Honeywell has launched a new series of self-diagnosing sensors designed to improve the performance of aircraft systems and reduce maintenance costs by helping to eliminate false readings. Its integral health monitoring (IHM) proximity sensors, which detect when a sensor has been damaged or otherwise affected, can be integrated into an aircraft’s thrust reverser actuation system, flight controls, doors and landing gear, among others.
“Aircraft operators who receive a sensor reading often cannot be sure if they have a system issue that needs to be addressed or if the sensor itself is malfunctioning,” said Graham Robinson, the president of Honeywell’s Sensing and Internet of Things business. “Leveraging Honeywell’s technical expertise in the aerospace industry, we created a circuit that can detect whether a sensor reading is correct or the result of damage or some other problem with the sensor itself.”
According to Honeywell, the proximity sensors are configurable, non-contact devices designed to sense the presence or absence of a target in aircraft applications such as determining when a thrust reverser is not fully closed. The sensors can detect most internal failures and display a fault output to a pilot or maintenance technician, it said. For example, if a pilot receives a landing gear warning light during approach, the IHM proximity sensors would indicate if the error message was caused by the sensor itself rather than by an issue with the landing gear.

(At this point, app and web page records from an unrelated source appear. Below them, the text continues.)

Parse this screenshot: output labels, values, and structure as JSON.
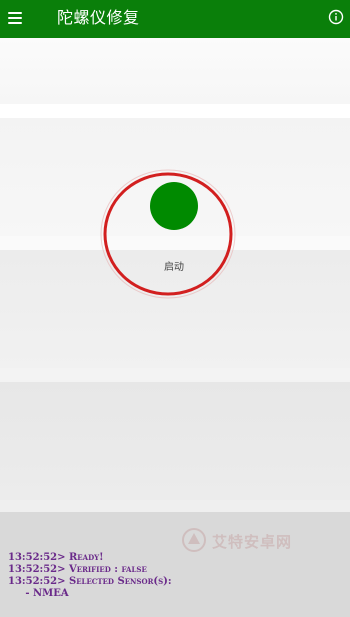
{
  "app_bar": {
    "title": "陀螺仪修复",
    "menu_icon": "menu-icon",
    "info_icon": "info-icon",
    "background": "#0a7f0a"
  },
  "main": {
    "start_button": {
      "label": "启动",
      "color": "#008a00"
    },
    "annotation_color": "#d21f1f"
  },
  "watermark": {
    "text": "艾特安卓网"
  },
  "log": {
    "lines": [
      "13:52:52> Ready!",
      "13:52:52> Verified : false",
      "13:52:52> Selected Sensor(s):",
      "     - NMEA"
    ],
    "color": "#6a2a8a"
  }
}
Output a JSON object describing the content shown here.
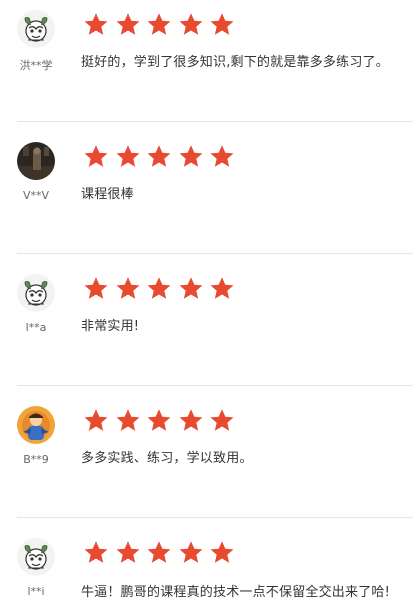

Honeywell has also introduced linear variable differential transformers (LVDT), which are used in engine mechanisms, pilot controls and nosewheel steering applications. Theyprovide aircraft with continuous position monitoring. The LVDT sensors are already being incorporated into Honeywell-manufactured aircraft systems and can support other component and system manufacturers.